Adolescence is an ideal time for teenagers to develop healthy short- and long-term lifestyle goals. A teenager might set goals, such as eating nutritious meals, exercising several times a week, engaging in word puzzles or computer games that challenge his mind and getting enough sleep. Short-term healthy lifestyle goals often turn into long-term goals, once they become consistent and habitual. Teens can also establish long-term goals to refrain from engaging in activities that are harmful to their health, such as smoking, alcohol abuse and excessive consumption of junk food. Teens who engage in these unhealthy activities are significantly unhappier than teens who don't, according to a long-term study of 5,000 young people by the Economic and Social Research Council (ESRC), appearing in Science Daily.

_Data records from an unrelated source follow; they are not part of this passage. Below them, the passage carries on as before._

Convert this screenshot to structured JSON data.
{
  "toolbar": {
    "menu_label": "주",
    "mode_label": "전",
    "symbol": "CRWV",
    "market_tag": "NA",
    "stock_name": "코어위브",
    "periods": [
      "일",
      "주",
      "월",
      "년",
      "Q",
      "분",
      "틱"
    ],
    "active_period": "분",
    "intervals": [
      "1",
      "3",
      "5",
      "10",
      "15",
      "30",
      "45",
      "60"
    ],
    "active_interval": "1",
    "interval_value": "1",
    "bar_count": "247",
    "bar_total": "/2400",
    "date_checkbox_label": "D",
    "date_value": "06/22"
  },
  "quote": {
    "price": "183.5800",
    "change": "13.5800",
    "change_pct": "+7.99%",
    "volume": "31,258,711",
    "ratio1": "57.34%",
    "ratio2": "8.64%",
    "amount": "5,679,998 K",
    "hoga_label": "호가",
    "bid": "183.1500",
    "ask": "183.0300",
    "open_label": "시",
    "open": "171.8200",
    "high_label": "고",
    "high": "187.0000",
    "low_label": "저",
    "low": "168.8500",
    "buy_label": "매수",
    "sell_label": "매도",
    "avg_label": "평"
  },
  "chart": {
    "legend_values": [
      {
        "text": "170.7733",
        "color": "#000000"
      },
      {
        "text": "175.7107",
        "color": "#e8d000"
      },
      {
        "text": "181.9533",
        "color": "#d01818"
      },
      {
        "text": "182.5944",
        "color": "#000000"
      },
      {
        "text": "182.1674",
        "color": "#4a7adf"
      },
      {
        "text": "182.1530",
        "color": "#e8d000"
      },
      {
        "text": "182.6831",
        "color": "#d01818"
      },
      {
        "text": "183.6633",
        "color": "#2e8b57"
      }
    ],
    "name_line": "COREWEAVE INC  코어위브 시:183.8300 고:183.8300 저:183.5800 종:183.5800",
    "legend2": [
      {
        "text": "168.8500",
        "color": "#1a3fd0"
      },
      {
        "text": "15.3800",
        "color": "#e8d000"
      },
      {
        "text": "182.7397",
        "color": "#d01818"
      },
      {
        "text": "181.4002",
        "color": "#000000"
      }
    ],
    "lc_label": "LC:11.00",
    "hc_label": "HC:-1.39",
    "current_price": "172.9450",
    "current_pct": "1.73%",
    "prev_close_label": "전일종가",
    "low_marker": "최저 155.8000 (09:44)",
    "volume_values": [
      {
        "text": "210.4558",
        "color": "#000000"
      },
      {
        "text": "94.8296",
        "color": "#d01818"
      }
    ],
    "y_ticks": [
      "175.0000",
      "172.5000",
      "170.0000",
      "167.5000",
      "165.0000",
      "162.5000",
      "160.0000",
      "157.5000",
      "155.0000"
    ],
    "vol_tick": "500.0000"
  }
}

Teens can establish long-term personal finance goals so they are prepared to meet financial demands in the future. A teenager might set up a savings account, invest in a college savings program or request mutual bonds from relatives for Christmas or birthdays. Some of those investments require parental consent, so parents might need to co-sign on the accounts until the teen becomes an adult. Parents can also help their teenager create and live within a budget, so she is prepared to do that as an adult. Parents are the top influence on teens when it comes to money, so helping teens set financial goals should be a priority, says Don Civgin, president of Allstate Financial, on the Accounting Tomorrow website.
Some teens might include specific dreams and desires in their long-term goal list. A teenager might include relationship goals, marriage plans, child-raising hopes, expected property purchases and material-possession goals. Those who want to travel, participate in philanthropic ventures or invest in hobbies should also include those long-term plans in their goal list. Even though some goals aren't tangible, teens might also list character goals, such as being generous, showing compassion, being a good parent and displaying integrity, as intended long-term goals.